In short: Meaning matters.

But then, Horgan’s book gets the Einstein–Podolsky—Rosen thought-experiment completely wrong, and I should know better than to engage with what any book like that on the subject of what quantum mechanics might mean.

To be honest, Horgan is unfair to the Modern Language Association. Their convention program for January 2019 indicates a community that is actively engaged in the world, with sessions about the changing role of journalism, how the Internet has enabled a new kind of “public intellectuals”, how to bring African-American literature into summer reading, the dynamics of organized fandoms, etc. In addition, they plainly advertise sessions as open to the public, which I can only barely imagine a physics conference doing more than a nominal jab at. Their public sessions include a film screening of a documentary about the South African writer and activist Peter Abrahams, as well as workshops on practical skills like how to cite sources. That’s not just valuable training, but also a topic that is actively evolving: How do you cite a tweet, or an archived version of a Wikipedia page, or a post on a decentralized social network like Mastodon?

Dragging the sciences for supposedly resembling the humanities has not grown more endearing since 1996.
Continue reading The Rise of Ironic Physics and/or Machine Physicists?

What I Do

At the moment, I’m taking a quick break from reading some rather dense mathematical prose, and I spent yesterday plugging away at a draft of my research group’s next technical publication. This led me to reflect on a lesson that I think a lot of science education leaves out: Even in a technical article, you have to have a story to carry the progression through. “These are all the boffo weird roadside attractions we found while proving the theorems in our last paper” is honest, but not adequate.

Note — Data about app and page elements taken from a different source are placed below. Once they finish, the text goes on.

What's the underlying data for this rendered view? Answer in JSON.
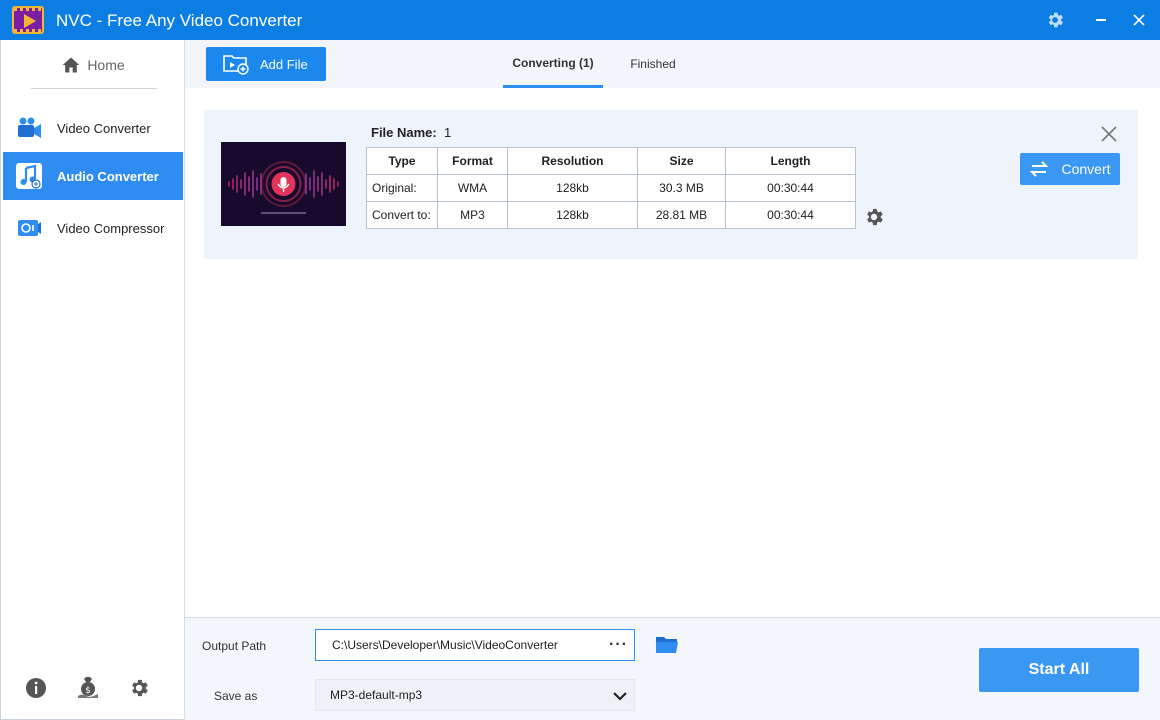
{
  "window": {
    "title": "NVC - Free Any Video Converter"
  },
  "sidebar": {
    "home_label": "Home",
    "items": [
      {
        "label": "Video Converter",
        "icon": "video-camera-icon"
      },
      {
        "label": "Audio Converter",
        "icon": "music-note-icon",
        "active": true
      },
      {
        "label": "Video Compressor",
        "icon": "compress-icon"
      }
    ],
    "bottom_icons": [
      "info-icon",
      "donate-icon",
      "settings-icon"
    ]
  },
  "toolbar": {
    "add_file_label": "Add File",
    "tabs": [
      {
        "label": "Converting (1)",
        "active": true
      },
      {
        "label": "Finished",
        "active": false
      }
    ]
  },
  "file": {
    "name_label": "File Name:",
    "name_value": "1",
    "table": {
      "headers": [
        "Type",
        "Format",
        "Resolution",
        "Size",
        "Length"
      ],
      "rows": [
        [
          "Original:",
          "WMA",
          "128kb",
          "30.3 MB",
          "00:30:44"
        ],
        [
          "Convert to:",
          "MP3",
          "128kb",
          "28.81 MB",
          "00:30:44"
        ]
      ]
    },
    "convert_label": "Convert"
  },
  "bottom": {
    "output_path_label": "Output Path",
    "output_path_value": "C:\\Users\\Developer\\Music\\VideoConverter",
    "output_path_dots": "···",
    "save_as_label": "Save as",
    "save_as_value": "MP3-default-mp3",
    "start_all_label": "Start All"
  },
  "colors": {
    "title_bar": "#0b7de3",
    "accent": "#2f8cf0",
    "button": "#3b98f2"
  }
}
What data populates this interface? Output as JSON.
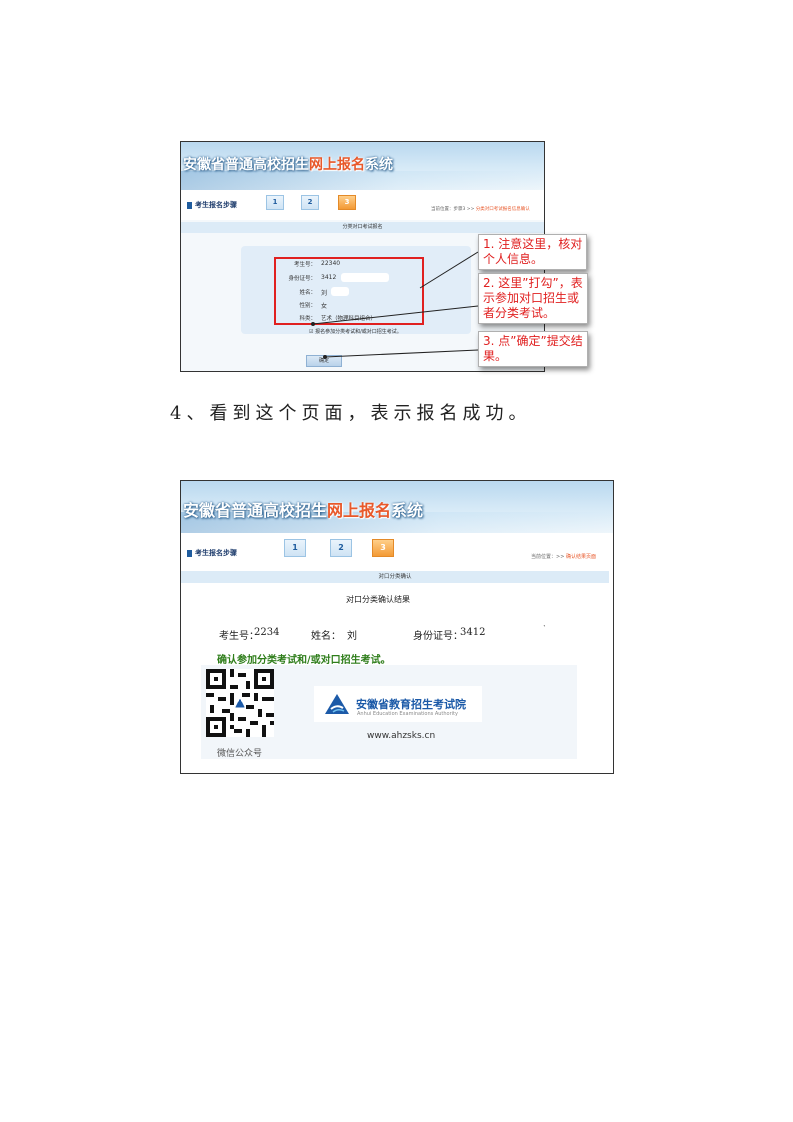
{
  "screenshot1": {
    "banner": {
      "title_pre": "安徽省普通高校招生",
      "title_highlight": "网上报名",
      "title_post": "系统"
    },
    "steps_label": "考生报名步骤",
    "steps": [
      "1",
      "2",
      "3"
    ],
    "location": {
      "prefix": "当前位置：",
      "mid": "步骤3 >> ",
      "highlight": "分类对口考试报名信息确认"
    },
    "section_title": "分类对口考试报名",
    "fields": [
      {
        "label": "考生号：",
        "value": "22340"
      },
      {
        "label": "身份证号：",
        "value": "3412"
      },
      {
        "label": "姓名：",
        "value": "刘"
      },
      {
        "label": "性别：",
        "value": "女"
      },
      {
        "label": "科类：",
        "value": "艺术（物理科目组合）"
      }
    ],
    "checkbox_text": "报名参加分类考试和/或对口招生考试。",
    "confirm_button": "确定",
    "callouts": [
      [
        "1. 注意这里，核对",
        "个人信息。"
      ],
      [
        "2. 这里”打勾”，表",
        "示参加对口招生或",
        "者分类考试。"
      ],
      [
        "3. 点”确定”提交结",
        "果。"
      ]
    ]
  },
  "caption": "4、看到这个页面，表示报名成功。",
  "screenshot2": {
    "banner": {
      "title_pre": "安徽省普通高校招生",
      "title_highlight": "网上报名",
      "title_post": "系统"
    },
    "steps_label": "考生报名步骤",
    "steps": [
      "1",
      "2",
      "3"
    ],
    "location": {
      "prefix": "当前位置：",
      "mid": ">> ",
      "highlight": "确认结果页面"
    },
    "section_title": "对口分类确认",
    "result_title": "对口分类确认结果",
    "info": {
      "exam_no_label": "考生号：",
      "exam_no": "2234",
      "name_label": "姓名：",
      "name": "刘",
      "id_label": "身份证号：",
      "id": "3412"
    },
    "confirm_text": "确认参加分类考试和/或对口招生考试。",
    "org_name": "安徽省教育招生考试院",
    "org_name_en": "Anhui Education Examinations Authority",
    "url": "www.ahzsks.cn",
    "wechat_label": "微信公众号"
  },
  "colors": {
    "accent_orange": "#e8582a",
    "callout_red": "#e02020",
    "nav_blue": "#1f5c9e",
    "confirm_green": "#2e7d1a"
  }
}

Our research project is the reconstruction of the mathematical formalism of quantum theory from physical principles. We tease apart the theory, identify what is robustly strange about it — for many more quantum phenomena can be emulated with classical stochasticity than are often appreciated — and try to build a new representation that brings the most remarkable features of the physics to the forefront. In special relativity, we have Einstein’s postulates, and the dramatic tension between them: Inertial observers can come to agree upon the laws of physics, but they cannot agree upon a standard of rest. In thermodynamics, we have the Four Laws, which come with their own dramatic tension, in that energy is conserved while entropy is nondecreasing. Both of these theories are expressed in terms of what agents can and cannot do, yet they are more than “mere” engineering, because they apply to all agents. Or, to say it another way, it is to the benefit of any agent to pick up the theory and use it as a guide.

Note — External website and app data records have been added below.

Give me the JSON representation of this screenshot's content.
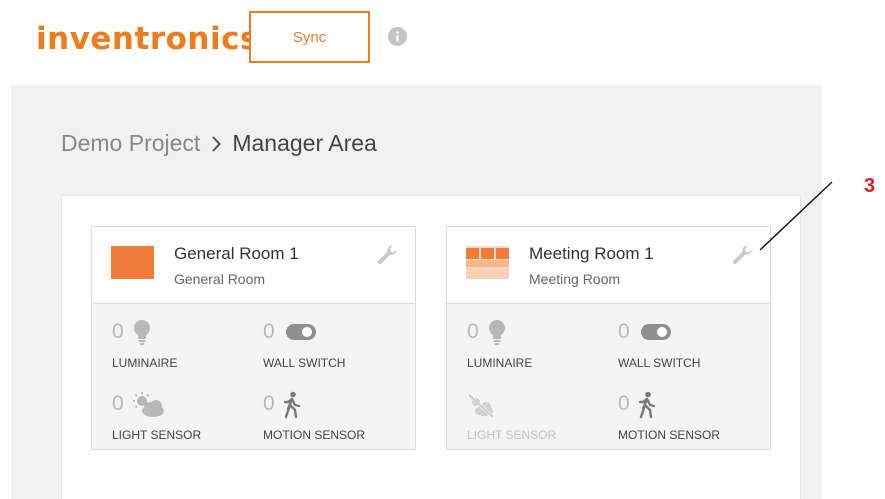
{
  "header": {
    "logo_text": "inventronics",
    "sync_label": "Sync"
  },
  "breadcrumb": {
    "project": "Demo Project",
    "current": "Manager Area"
  },
  "rooms": [
    {
      "name": "General Room 1",
      "type": "General Room",
      "icon": "general-room-icon",
      "devices": [
        {
          "count": "0",
          "label": "LUMINAIRE",
          "icon": "bulb-icon"
        },
        {
          "count": "0",
          "label": "WALL SWITCH",
          "icon": "toggle-switch-icon"
        },
        {
          "count": "0",
          "label": "LIGHT SENSOR",
          "icon": "sun-cloud-icon"
        },
        {
          "count": "0",
          "label": "MOTION SENSOR",
          "icon": "walking-person-icon"
        }
      ]
    },
    {
      "name": "Meeting Room 1",
      "type": "Meeting Room",
      "icon": "meeting-room-icon",
      "devices": [
        {
          "count": "0",
          "label": "LUMINAIRE",
          "icon": "bulb-icon"
        },
        {
          "count": "0",
          "label": "WALL SWITCH",
          "icon": "toggle-switch-icon"
        },
        {
          "count": "",
          "label": "LIGHT SENSOR",
          "icon": "sun-cloud-off-icon",
          "disabled": true
        },
        {
          "count": "0",
          "label": "MOTION SENSOR",
          "icon": "walking-person-icon"
        }
      ]
    }
  ],
  "annotation": {
    "number": "3"
  },
  "colors": {
    "brand": "#ef7c1c",
    "panel": "#f1f1f1",
    "callout": "#e0191c",
    "icon_gray": "#b8b8b8"
  }
}
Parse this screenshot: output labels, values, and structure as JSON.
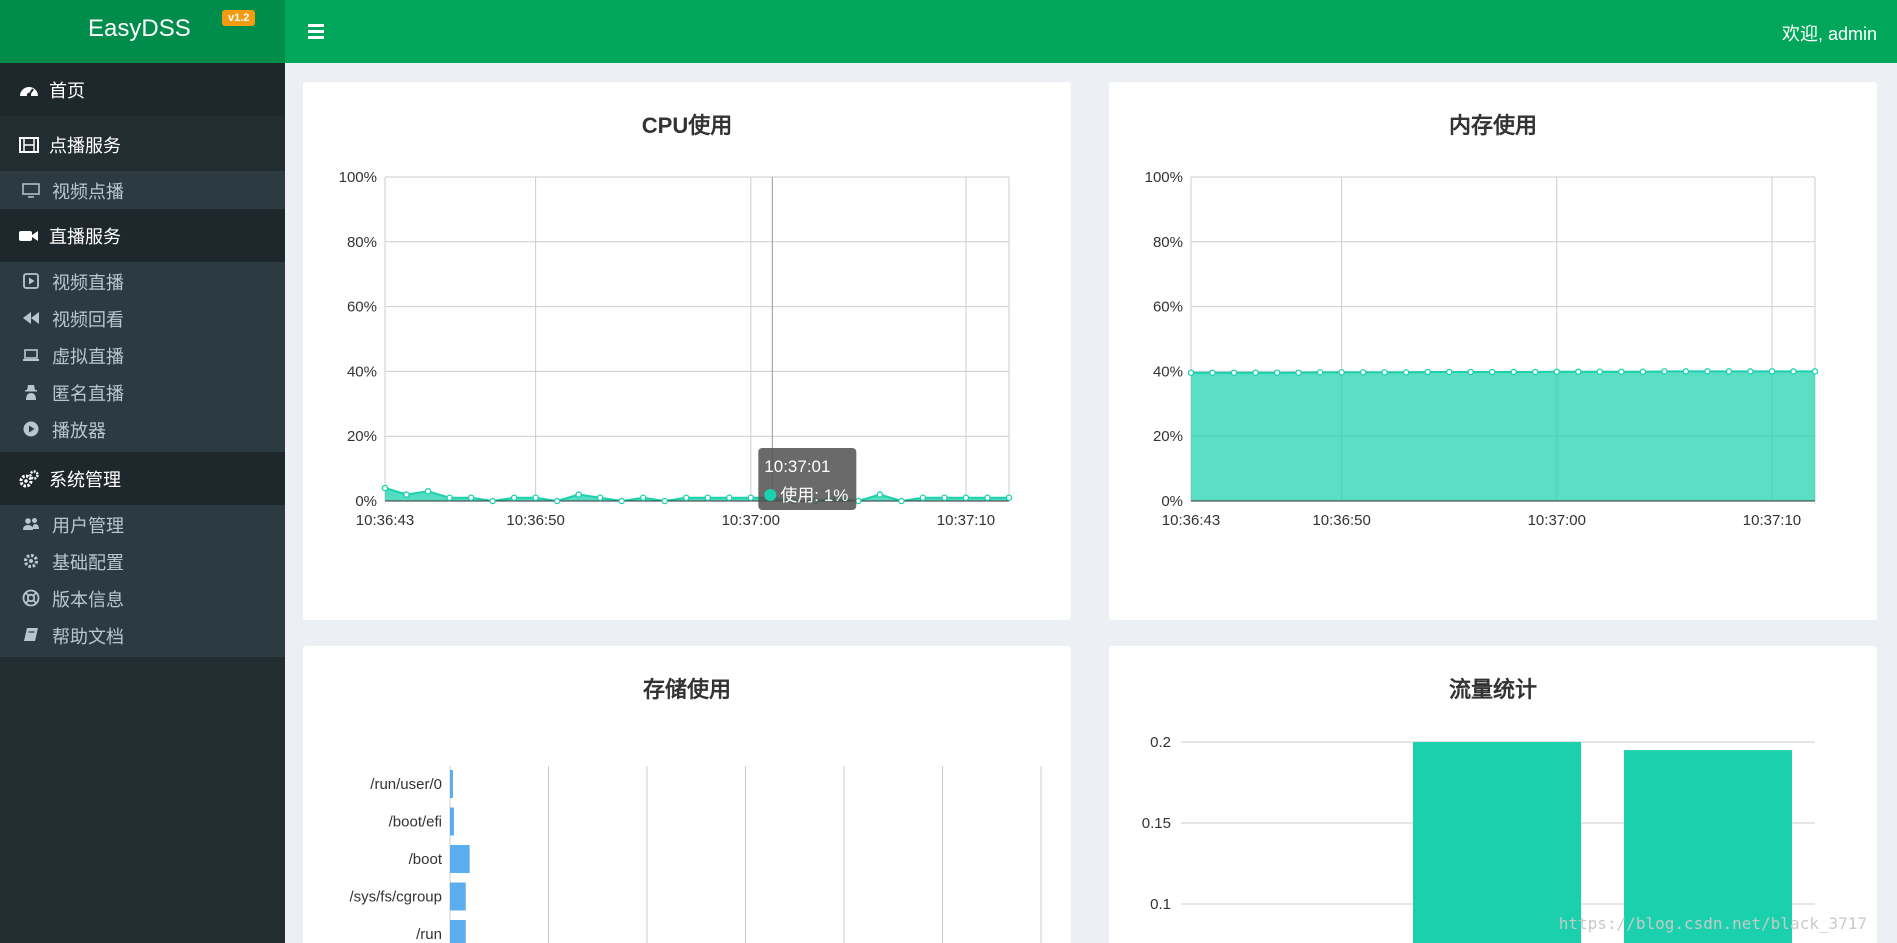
{
  "header": {
    "logo": "EasyDSS",
    "version": "v1.2",
    "welcome": "欢迎, admin"
  },
  "sidebar": {
    "home": "首页",
    "vod_section": "点播服务",
    "vod_items": [
      "视频点播"
    ],
    "live_section": "直播服务",
    "live_items": [
      "视频直播",
      "视频回看",
      "虚拟直播",
      "匿名直播",
      "播放器"
    ],
    "sys_section": "系统管理",
    "sys_items": [
      "用户管理",
      "基础配置",
      "版本信息",
      "帮助文档"
    ]
  },
  "panels": {
    "cpu_title": "CPU使用",
    "mem_title": "内存使用",
    "storage_title": "存储使用",
    "traffic_title": "流量统计"
  },
  "tooltip": {
    "time": "10:37:01",
    "label": "使用: 1%"
  },
  "watermark": "https://blog.csdn.net/black_3717",
  "colors": {
    "header_green": "#00a65a",
    "logo_green": "#008d4c",
    "badge_orange": "#f39c12",
    "series_teal": "#1bd1ad",
    "storage_blue": "#5cadee"
  },
  "chart_data": [
    {
      "type": "area",
      "title": "CPU使用",
      "x_ticks": [
        "10:36:43",
        "10:36:50",
        "10:37:00",
        "10:37:10"
      ],
      "y_ticks": [
        "0%",
        "20%",
        "40%",
        "60%",
        "80%",
        "100%"
      ],
      "ylim": [
        0,
        100
      ],
      "x_range_seconds": [
        0,
        29
      ],
      "series": [
        {
          "values": [
            4,
            2,
            3,
            1,
            1,
            0,
            1,
            1,
            0,
            2,
            1,
            0,
            1,
            0,
            1,
            1,
            1,
            1,
            1,
            0,
            0,
            1,
            0,
            2,
            0,
            1,
            1,
            1,
            1,
            1
          ]
        }
      ]
    },
    {
      "type": "area",
      "title": "内存使用",
      "x_ticks": [
        "10:36:43",
        "10:36:50",
        "10:37:00",
        "10:37:10"
      ],
      "y_ticks": [
        "0%",
        "20%",
        "40%",
        "60%",
        "80%",
        "100%"
      ],
      "ylim": [
        0,
        100
      ],
      "x_range_seconds": [
        0,
        29
      ],
      "series": [
        {
          "values": [
            39.6,
            39.6,
            39.6,
            39.6,
            39.6,
            39.6,
            39.7,
            39.7,
            39.7,
            39.7,
            39.7,
            39.8,
            39.8,
            39.8,
            39.8,
            39.8,
            39.8,
            39.9,
            39.9,
            39.9,
            39.9,
            39.9,
            40,
            40,
            40,
            40,
            40,
            40,
            40,
            40
          ]
        }
      ]
    },
    {
      "type": "bar",
      "title": "存储使用",
      "categories": [
        "/run/user/0",
        "/boot/efi",
        "/boot",
        "/sys/fs/cgroup",
        "/run"
      ],
      "values": [
        0.3,
        0.4,
        2,
        1.6,
        1.6
      ],
      "xlim": [
        0,
        60
      ]
    },
    {
      "type": "bar",
      "title": "流量统计",
      "y_ticks": [
        "0.1",
        "0.15",
        "0.2"
      ],
      "values": [
        0.2,
        0.195
      ]
    }
  ]
}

What, then, is the analogue for quantum theory? If the textbook presentation of quantum physics is like the formulae for the Lorentz transform, with all those square roots and whatnot, or the Maxwell relations in thermo, with all those intermingling partial derivatives that we invent hacks about determinants to remember, what is quantum theory’s version of Einstein’s postulates or the Four Laws?

That’s the grandiose version, anyway. The reason I got invited to speak at an American Mathematical Society meeting is that the geometric structures that arise in this work are vexingly fascinating. You want about Galois fields and Hilbert’s 12th problem? We’ve got ’em! How about sphere packing and unexpected octonions? We’ve got those, too! And the structure that leads down the latter path turns out, on top of that, to yield a new way of thinking about Mermin’s 3-qubit Bell inequality. It is all lovely, and it is all strange.

The SIC problem gives us the opportunity to travel all throughout mathematics, because, while the definition looks pretty small, the question is bigger on the inside.

"no matter how gifted, you alone cannot change the world"